## Work to complete
The data below is to be retyped exactly, line by line.

## App and web page records
Content starts

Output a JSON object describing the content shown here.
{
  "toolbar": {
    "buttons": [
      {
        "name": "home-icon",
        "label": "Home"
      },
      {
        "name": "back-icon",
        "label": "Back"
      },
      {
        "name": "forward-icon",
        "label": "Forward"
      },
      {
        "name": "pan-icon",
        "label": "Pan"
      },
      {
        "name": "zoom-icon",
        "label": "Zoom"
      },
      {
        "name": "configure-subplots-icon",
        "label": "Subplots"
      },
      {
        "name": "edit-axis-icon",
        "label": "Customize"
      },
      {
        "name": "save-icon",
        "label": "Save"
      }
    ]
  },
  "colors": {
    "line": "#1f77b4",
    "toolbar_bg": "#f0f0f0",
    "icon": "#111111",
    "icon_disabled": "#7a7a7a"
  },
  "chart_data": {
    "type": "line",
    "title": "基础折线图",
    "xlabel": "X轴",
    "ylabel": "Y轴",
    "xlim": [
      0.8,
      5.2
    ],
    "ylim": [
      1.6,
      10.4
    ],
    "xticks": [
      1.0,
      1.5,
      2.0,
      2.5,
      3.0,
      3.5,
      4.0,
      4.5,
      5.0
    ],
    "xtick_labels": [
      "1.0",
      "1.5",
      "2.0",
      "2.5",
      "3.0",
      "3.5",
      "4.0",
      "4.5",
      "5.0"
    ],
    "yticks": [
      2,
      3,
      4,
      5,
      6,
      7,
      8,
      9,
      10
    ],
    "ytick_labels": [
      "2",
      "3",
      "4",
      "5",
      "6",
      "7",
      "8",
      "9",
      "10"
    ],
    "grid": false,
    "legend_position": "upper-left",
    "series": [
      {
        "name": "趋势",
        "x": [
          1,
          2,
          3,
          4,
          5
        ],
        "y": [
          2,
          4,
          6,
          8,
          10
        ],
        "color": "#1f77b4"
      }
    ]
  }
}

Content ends

## Result of the task
Output a JSON object describing the content shown here.
{
  "toolbar": {
    "buttons": [
      {
        "name": "home-icon",
        "label": "Home"
      },
      {
        "name": "back-icon",
        "label": "Back"
      },
      {
        "name": "forward-icon",
        "label": "Forward"
      },
      {
        "name": "pan-icon",
        "label": "Pan"
      },
      {
        "name": "zoom-icon",
        "label": "Zoom"
      },
      {
        "name": "configure-subplots-icon",
        "label": "Subplots"
      },
      {
        "name": "edit-axis-icon",
        "label": "Customize"
      },
      {
        "name": "save-icon",
        "label": "Save"
      }
    ]
  },
  "colors": {
    "line": "#1f77b4",
    "toolbar_bg": "#f0f0f0",
    "icon": "#111111",
    "icon_disabled": "#7a7a7a"
  },
  "chart_data": {
    "type": "line",
    "title": "基础折线图",
    "xlabel": "X轴",
    "ylabel": "Y轴",
    "xlim": [
      0.8,
      5.2
    ],
    "ylim": [
      1.6,
      10.4
    ],
    "xticks": [
      1.0,
      1.5,
      2.0,
      2.5,
      3.0,
      3.5,
      4.0,
      4.5,
      5.0
    ],
    "xtick_labels": [
      "1.0",
      "1.5",
      "2.0",
      "2.5",
      "3.0",
      "3.5",
      "4.0",
      "4.5",
      "5.0"
    ],
    "yticks": [
      2,
      3,
      4,
      5,
      6,
      7,
      8,
      9,
      10
    ],
    "ytick_labels": [
      "2",
      "3",
      "4",
      "5",
      "6",
      "7",
      "8",
      "9",
      "10"
    ],
    "grid": false,
    "legend_position": "upper-left",
    "series": [
      {
        "name": "趋势",
        "x": [
          1,
          2,
          3,
          4,
          5
        ],
        "y": [
          2,
          4,
          6,
          8,
          10
        ],
        "color": "#1f77b4"
      }
    ]
  }
}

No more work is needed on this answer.